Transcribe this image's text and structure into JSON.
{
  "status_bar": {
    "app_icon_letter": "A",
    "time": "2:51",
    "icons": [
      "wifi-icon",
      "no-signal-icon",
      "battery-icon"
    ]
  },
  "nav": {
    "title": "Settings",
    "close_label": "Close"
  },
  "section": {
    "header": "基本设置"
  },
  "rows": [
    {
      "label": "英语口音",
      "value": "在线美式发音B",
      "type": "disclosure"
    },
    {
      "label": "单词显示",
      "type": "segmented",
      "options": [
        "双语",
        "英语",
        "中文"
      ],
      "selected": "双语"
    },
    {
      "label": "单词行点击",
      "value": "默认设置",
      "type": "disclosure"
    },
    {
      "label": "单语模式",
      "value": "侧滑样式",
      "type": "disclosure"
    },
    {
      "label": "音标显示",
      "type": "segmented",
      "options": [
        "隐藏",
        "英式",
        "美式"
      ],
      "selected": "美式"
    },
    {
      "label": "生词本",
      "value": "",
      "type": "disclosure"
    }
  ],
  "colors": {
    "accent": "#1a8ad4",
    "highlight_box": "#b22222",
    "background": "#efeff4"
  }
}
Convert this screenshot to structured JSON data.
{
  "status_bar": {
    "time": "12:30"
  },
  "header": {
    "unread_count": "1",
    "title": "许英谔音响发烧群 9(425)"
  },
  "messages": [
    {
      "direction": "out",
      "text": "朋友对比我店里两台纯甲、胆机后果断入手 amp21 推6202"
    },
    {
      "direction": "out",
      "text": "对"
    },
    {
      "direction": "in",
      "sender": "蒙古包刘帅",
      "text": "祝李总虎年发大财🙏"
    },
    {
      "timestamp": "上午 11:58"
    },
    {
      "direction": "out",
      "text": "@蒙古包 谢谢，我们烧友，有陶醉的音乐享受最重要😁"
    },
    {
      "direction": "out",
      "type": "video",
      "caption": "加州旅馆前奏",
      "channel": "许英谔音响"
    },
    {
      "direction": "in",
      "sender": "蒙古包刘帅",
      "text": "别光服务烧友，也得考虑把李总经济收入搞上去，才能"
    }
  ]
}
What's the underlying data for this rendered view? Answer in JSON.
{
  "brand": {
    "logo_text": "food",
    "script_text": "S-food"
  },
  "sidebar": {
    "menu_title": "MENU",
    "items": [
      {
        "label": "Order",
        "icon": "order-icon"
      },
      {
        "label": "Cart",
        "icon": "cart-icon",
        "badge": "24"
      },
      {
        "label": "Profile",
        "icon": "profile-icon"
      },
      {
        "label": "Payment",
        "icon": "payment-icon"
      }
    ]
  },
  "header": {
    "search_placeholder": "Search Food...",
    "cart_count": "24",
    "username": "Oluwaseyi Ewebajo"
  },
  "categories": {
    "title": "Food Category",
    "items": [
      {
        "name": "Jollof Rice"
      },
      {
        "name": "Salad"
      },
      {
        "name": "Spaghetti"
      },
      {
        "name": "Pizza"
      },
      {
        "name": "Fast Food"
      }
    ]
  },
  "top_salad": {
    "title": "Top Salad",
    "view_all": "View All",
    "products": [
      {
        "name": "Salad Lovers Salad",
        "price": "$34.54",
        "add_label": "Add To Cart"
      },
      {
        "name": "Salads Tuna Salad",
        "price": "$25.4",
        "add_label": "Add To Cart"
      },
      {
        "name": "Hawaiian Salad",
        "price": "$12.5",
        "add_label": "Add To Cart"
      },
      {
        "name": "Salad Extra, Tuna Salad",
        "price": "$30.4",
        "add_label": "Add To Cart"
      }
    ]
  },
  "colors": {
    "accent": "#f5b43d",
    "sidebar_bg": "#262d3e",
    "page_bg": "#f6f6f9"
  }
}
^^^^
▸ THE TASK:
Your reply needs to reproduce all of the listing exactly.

▸ ANSWER AREA:
Transcribe this image's text and structure into JSON.
{
  "status_bar": {
    "app_icon_letter": "A",
    "time": "2:51",
    "icons": [
      "wifi-icon",
      "no-signal-icon",
      "battery-icon"
    ]
  },
  "nav": {
    "title": "Settings",
    "close_label": "Close"
  },
  "section": {
    "header": "基本设置"
  },
  "rows": [
    {
      "label": "英语口音",
      "value": "在线美式发音B",
      "type": "disclosure"
    },
    {
      "label": "单词显示",
      "type": "segmented",
      "options": [
        "双语",
        "英语",
        "中文"
      ],
      "selected": "双语"
    },
    {
      "label": "单词行点击",
      "value": "默认设置",
      "type": "disclosure"
    },
    {
      "label": "单语模式",
      "value": "侧滑样式",
      "type": "disclosure"
    },
    {
      "label": "音标显示",
      "type": "segmented",
      "options": [
        "隐藏",
        "英式",
        "美式"
      ],
      "selected": "美式"
    },
    {
      "label": "生词本",
      "value": "",
      "type": "disclosure"
    }
  ],
  "colors": {
    "accent": "#1a8ad4",
    "highlight_box": "#b22222",
    "background": "#efeff4"
  }
}
Convert this screenshot to structured JSON data.
{
  "status_bar": {
    "time": "12:30"
  },
  "header": {
    "unread_count": "1",
    "title": "许英谔音响发烧群 9(425)"
  },
  "messages": [
    {
      "direction": "out",
      "text": "朋友对比我店里两台纯甲、胆机后果断入手 amp21 推6202"
    },
    {
      "direction": "out",
      "text": "对"
    },
    {
      "direction": "in",
      "sender": "蒙古包刘帅",
      "text": "祝李总虎年发大财🙏"
    },
    {
      "timestamp": "上午 11:58"
    },
    {
      "direction": "out",
      "text": "@蒙古包 谢谢，我们烧友，有陶醉的音乐享受最重要😁"
    },
    {
      "direction": "out",
      "type": "video",
      "caption": "加州旅馆前奏",
      "channel": "许英谔音响"
    },
    {
      "direction": "in",
      "sender": "蒙古包刘帅",
      "text": "别光服务烧友，也得考虑把李总经济收入搞上去，才能"
    }
  ]
}
What's the underlying data for this rendered view? Answer in JSON.
{
  "brand": {
    "logo_text": "food",
    "script_text": "S-food"
  },
  "sidebar": {
    "menu_title": "MENU",
    "items": [
      {
        "label": "Order",
        "icon": "order-icon"
      },
      {
        "label": "Cart",
        "icon": "cart-icon",
        "badge": "24"
      },
      {
        "label": "Profile",
        "icon": "profile-icon"
      },
      {
        "label": "Payment",
        "icon": "payment-icon"
      }
    ]
  },
  "header": {
    "search_placeholder": "Search Food...",
    "cart_count": "24",
    "username": "Oluwaseyi Ewebajo"
  },
  "categories": {
    "title": "Food Category",
    "items": [
      {
        "name": "Jollof Rice"
      },
      {
        "name": "Salad"
      },
      {
        "name": "Spaghetti"
      },
      {
        "name": "Pizza"
      },
      {
        "name": "Fast Food"
      }
    ]
  },
  "top_salad": {
    "title": "Top Salad",
    "view_all": "View All",
    "products": [
      {
        "name": "Salad Lovers Salad",
        "price": "$34.54",
        "add_label": "Add To Cart"
      },
      {
        "name": "Salads Tuna Salad",
        "price": "$25.4",
        "add_label": "Add To Cart"
      },
      {
        "name": "Hawaiian Salad",
        "price": "$12.5",
        "add_label": "Add To Cart"
      },
      {
        "name": "Salad Extra, Tuna Salad",
        "price": "$30.4",
        "add_label": "Add To Cart"
      }
    ]
  },
  "colors": {
    "accent": "#f5b43d",
    "sidebar_bg": "#262d3e",
    "page_bg": "#f6f6f9"
  }
}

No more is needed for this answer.